FDA warns of EpiPen auto-injector errors

Mylan announces major EpiPen recall
Posted at 6:09 AM, Mar 26, 2020
and last updated 2020-03-26 07:32:26-04

The FDA is alerting patients and health care providers to a problem with EpiPen auto-injectors that could cause a delay in injection or prevent the medication from being properly injected.

The EpiPen 0.3mg and EpiPen Jr 0.15mg, as well as the authorized generic versions, may have delayed or improper injections because of:

  • Device failure from spontaneous activation caused by using sideways force to remove the blue safety release
  • Device failure from inadvertent or spontaneous activation due to a raised blue safety release
  • Difficulty removing the device from the carrier tube
  • User errors

The FDA says the manufacturer of the EpiPen, Pfizer, sent a letter to health care professionals that detained how the devices may activate prematurely if the blue safety release is removed using a sideways force.

According to the FDA, there is also a limited number of EpiPen devices that may have a slightly raised blue safety released.

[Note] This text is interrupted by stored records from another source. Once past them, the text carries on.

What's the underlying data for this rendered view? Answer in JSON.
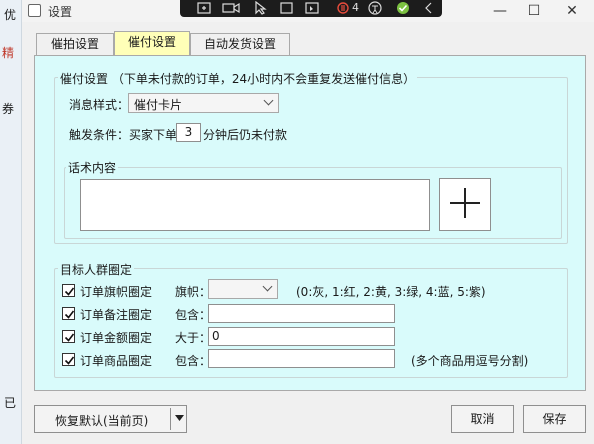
{
  "background_app": {
    "chars": [
      "优",
      "精",
      "券",
      "已"
    ]
  },
  "window": {
    "title": "设置",
    "minimize": "—",
    "maximize": "☐",
    "close": "✕"
  },
  "toolbar": {
    "badge_count": "4"
  },
  "tabs": [
    {
      "label": "催拍设置",
      "active": false
    },
    {
      "label": "催付设置",
      "active": true
    },
    {
      "label": "自动发货设置",
      "active": false
    }
  ],
  "payment_group": {
    "legend": "催付设置 （下单未付款的订单，24小时内不会重复发送催付信息）",
    "message_style_label": "消息样式：",
    "message_style_value": "催付卡片",
    "trigger_prefix": "触发条件：买家下单",
    "trigger_minutes": "3",
    "trigger_suffix": "分钟后仍未付款",
    "script_legend": "话术内容",
    "script_value": ""
  },
  "audience_group": {
    "legend": "目标人群圈定",
    "rows": [
      {
        "label": "订单旗帜圈定",
        "checked": true,
        "field_label": "旗帜：",
        "value": "",
        "hint": "(0:灰, 1:红, 2:黄, 3:绿, 4:蓝, 5:紫)"
      },
      {
        "label": "订单备注圈定",
        "checked": true,
        "field_label": "包含：",
        "value": "",
        "hint": ""
      },
      {
        "label": "订单金额圈定",
        "checked": true,
        "field_label": "大于：",
        "value": "0",
        "hint": ""
      },
      {
        "label": "订单商品圈定",
        "checked": true,
        "field_label": "包含：",
        "value": "",
        "hint": "(多个商品用逗号分割)"
      }
    ]
  },
  "footer": {
    "default_button": "恢复默认(当前页)",
    "cancel": "取消",
    "save": "保存"
  }
}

If the release is raised, the FDA says the device may activate prematurely.

Additionally, the FDA says the EpiPens might not come out of their carrier tube easily, or at all, due to a deformation on the rim of the tube.

The FDA says the letter also describes specific user errors that can delay or prevent the administration of the medication.

The FDA provided these examples:

  • The device will not activate if the blue safety release is in place
  • Ensure the needle end (orange end of the device) is in contact with the outer thigh (upper leg) prior to and during activation. The EpiPen device should be administered by swinging and pushing firmly against the outer thigh until it “clicks.” This signals that the injection has started.
  • Ensure the device is held in place for a minimum of three seconds following activation.

Click here for the full FDA release.